Related Stories

Breast cancer survivors benefit from practicing Mindfulness-based Stress Reduction

December 29, 2011
Women recently diagnosed with breast cancer have higher survival rates than those diagnosed in previous decades, according to the American Cancer Society. However, survivors continue to face health challenges after their ...

Don't worry, be happy -- understanding mindfulness meditation

October 31, 2011
In times of stress, we're often encouraged to pause for a moment and simply be in the 'now.' This kind of mindfulness, an essential part of Buddhist and Indian Yoga traditions, has entered the mainstream as people try to ...

Meditation training may lower respiratory illness burden

July 10, 2012
(HealthDay) -- Training in mindfulness meditation or exercise is linked to a decrease in the severity and duration of acute respiratory infections (ARIs) in adults, according to a study published in the July/August issue ...

Recommended for you

Oxytocin turns up the volume of your social environment

September 20, 2017
Before you shop for the "cuddle" hormone oxytocin to relieve stress and enhance your social life, read this: a new study from the University of California, Davis, suggests that sometimes, blocking the action of oxytocin in ...

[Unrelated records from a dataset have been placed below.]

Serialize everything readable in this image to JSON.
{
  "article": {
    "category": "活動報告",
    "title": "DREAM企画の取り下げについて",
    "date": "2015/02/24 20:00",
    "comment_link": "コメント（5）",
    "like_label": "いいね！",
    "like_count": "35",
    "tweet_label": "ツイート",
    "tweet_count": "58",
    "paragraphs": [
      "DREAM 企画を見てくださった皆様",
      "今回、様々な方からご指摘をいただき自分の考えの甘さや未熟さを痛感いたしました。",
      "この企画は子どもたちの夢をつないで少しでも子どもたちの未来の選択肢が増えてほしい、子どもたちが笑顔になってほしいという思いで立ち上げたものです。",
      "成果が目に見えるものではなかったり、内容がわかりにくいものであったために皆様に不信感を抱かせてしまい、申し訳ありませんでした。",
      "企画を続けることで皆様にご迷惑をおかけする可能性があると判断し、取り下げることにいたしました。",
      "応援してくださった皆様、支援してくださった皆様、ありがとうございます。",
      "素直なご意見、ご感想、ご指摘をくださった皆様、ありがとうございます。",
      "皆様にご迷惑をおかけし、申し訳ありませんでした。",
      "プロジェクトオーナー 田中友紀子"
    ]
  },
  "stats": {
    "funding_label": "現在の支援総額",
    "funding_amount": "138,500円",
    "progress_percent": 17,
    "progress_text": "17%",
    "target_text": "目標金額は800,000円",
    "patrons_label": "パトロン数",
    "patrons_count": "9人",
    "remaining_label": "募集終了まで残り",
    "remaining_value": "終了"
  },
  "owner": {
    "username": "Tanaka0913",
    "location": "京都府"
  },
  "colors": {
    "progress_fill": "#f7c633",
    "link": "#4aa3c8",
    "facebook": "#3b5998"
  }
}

Researchers develop new tool to assess individual's level of wisdom

September 20, 2017
Researchers at University of San Diego School of Medicine have developed a new tool called the San Diego Wisdom Scale (SD-WISE) to assess an individual's level of wisdom, based upon a conceptualization of wisdom as a trait ...

Alcohol use affects levels of cholesterol regulator through epigenetics

September 20, 2017
In an analysis of the epigenomes of people and mice, researchers at Johns Hopkins Medicine and the National Institutes of Health report that drinking alcohol may induce changes to a cholesterol-regulating gene.

Self-control may not diminish throughout the day

September 20, 2017
After a long day of work and carefully watching what you eat, you might expect your self-control to slip a little by kicking back and cracking open a bag of potato chips.

One in four girls is depressed at age 14, new study reveals

September 20, 2017
New research shows a quarter of girls (24%) and one in 10 boys (9%) are depressed at age 14.

Tablets can teach kids to solve physical puzzles

September 20, 2017
Researchers confirm that when 4-6 year old children learn how to solve a puzzle using a touchscreen tablet, they can then apply this learning to the same puzzle in the physical world. This contradicts most previous research ...

0 comments

Please sign in to add a comment. Registration is free, and takes less than a minute. Read more

Click here to reset your password.
Sign in to get notified via email when new comments are made.